Private sector workers in Greece have walked off the job for the second time in two weeks as part of a 24-hour nationwide strike to protest against labour reforms planned by the country’s recently-elected conservative government.
Ships stayed docked in port, trains pulled out of service and bank services were disrupted in the strike on Wednesday, while protesting workers marched in the streets of the capital, Athens.
Greece’s largest labour unions, which staged a strike against the same labour reforms on September 24, also planned the most recent work stoppages.
The unions have accused the government of trying to control or weaken them.
They oppose parts of proposed legislation by Prime Minister Kyriakos Mitsotakis‘s government that would make it harder to call strikes, create a registry for unions and would allow workers to vote via an online platform on whether to strike, instead of casting paper ballots in person.
Labour advocates say the measures could compromise private data of union members, which could potentially be used against them.
The proposed legislation would also allow changes in some collective work agreements, including a clause forcing unions to justify going to arbitration if collective wage bargaining talks reach an impasse
Critics say the reforms will not help reduce unemployment in the country of about 11 million people or bring about the economic growth of four percent that the government has promised.
At about 17 percent, unemployment in Greece is the highest in the eurozone. The bill including the proposed changes is expected to be voted on this month.
“Those provisions must be withdrawn now,” said General Confederation of Workers in Greece (GSEE), the country’s largest labour union, which represents about 2.5 million workers.
Last week, the country’s island ferries, along with public transport, hospitals and state schools, faced disruptions during a 24-hour action by the civil servants’ umbrella union and other labour groups.
Before the most recent rallies, turnout had been low at such events in recent years, largely believed to be as a result of fatigue after years of a financial crisis that led to three international bailouts in exchange for pension and wage cuts, tax hikes and unpopular labour reforms.
Unions were once an influential force in the Greek workplace, but the country’s eight-year recession, which wiped out a quarter of its economy, changed that.
Τhe last conservative administration, in power from 2012 to 2014, effectively eliminated the public sector’s right to strike by ordering transport workers and teachers to work on pain of imprisonment. It cited a law that gave the government special powers to protect the public interest.
Unions now fear that the workers’ rights lost during the recession, the worst in a developed post-World War II economy, will now remain suppressed in the name of the country’s economic growth.
Greece exited its third bailout programme in 2018, two years after returning to growth. However, its progress is still being monitored by its lenders, who expect it to achieve an ambitious primary surplus target, meaning the amount of income earned is higher than state spending, of 3.5 percent of gross domestic product (GDP) annually through 2022 and 2.2 percent a year thereafter.

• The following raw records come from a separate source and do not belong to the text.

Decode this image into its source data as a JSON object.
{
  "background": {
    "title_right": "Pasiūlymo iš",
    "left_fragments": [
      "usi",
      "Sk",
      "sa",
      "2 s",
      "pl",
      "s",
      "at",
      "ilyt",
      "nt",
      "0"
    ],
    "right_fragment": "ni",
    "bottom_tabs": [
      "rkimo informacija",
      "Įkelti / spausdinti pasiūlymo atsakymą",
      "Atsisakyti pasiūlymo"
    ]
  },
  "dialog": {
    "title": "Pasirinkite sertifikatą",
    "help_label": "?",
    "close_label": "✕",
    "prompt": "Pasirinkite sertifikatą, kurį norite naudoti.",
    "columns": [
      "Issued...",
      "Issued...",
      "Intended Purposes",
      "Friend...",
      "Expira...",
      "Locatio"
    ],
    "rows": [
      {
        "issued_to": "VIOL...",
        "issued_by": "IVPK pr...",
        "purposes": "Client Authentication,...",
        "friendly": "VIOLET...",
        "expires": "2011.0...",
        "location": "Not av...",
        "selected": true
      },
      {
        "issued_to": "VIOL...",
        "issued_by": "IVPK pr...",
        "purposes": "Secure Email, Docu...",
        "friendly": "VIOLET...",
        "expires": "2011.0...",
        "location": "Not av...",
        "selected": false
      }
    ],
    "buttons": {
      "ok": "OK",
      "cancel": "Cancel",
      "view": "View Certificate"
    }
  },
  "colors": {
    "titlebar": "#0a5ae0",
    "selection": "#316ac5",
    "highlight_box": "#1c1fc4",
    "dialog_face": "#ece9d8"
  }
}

The International Monetary Fund (IMF), one of the creditors, has also called for the labour market to be further freed up.
Mitsotakis’s government has promised to negotiate a lowering of the targets with European lenders and wants to distribute a retirement bonus to pensioners next year, as his predecessor did before losing the elections in July.
He has also pledged to increase wages by reducing social security contributions and ease taxation to attract investors.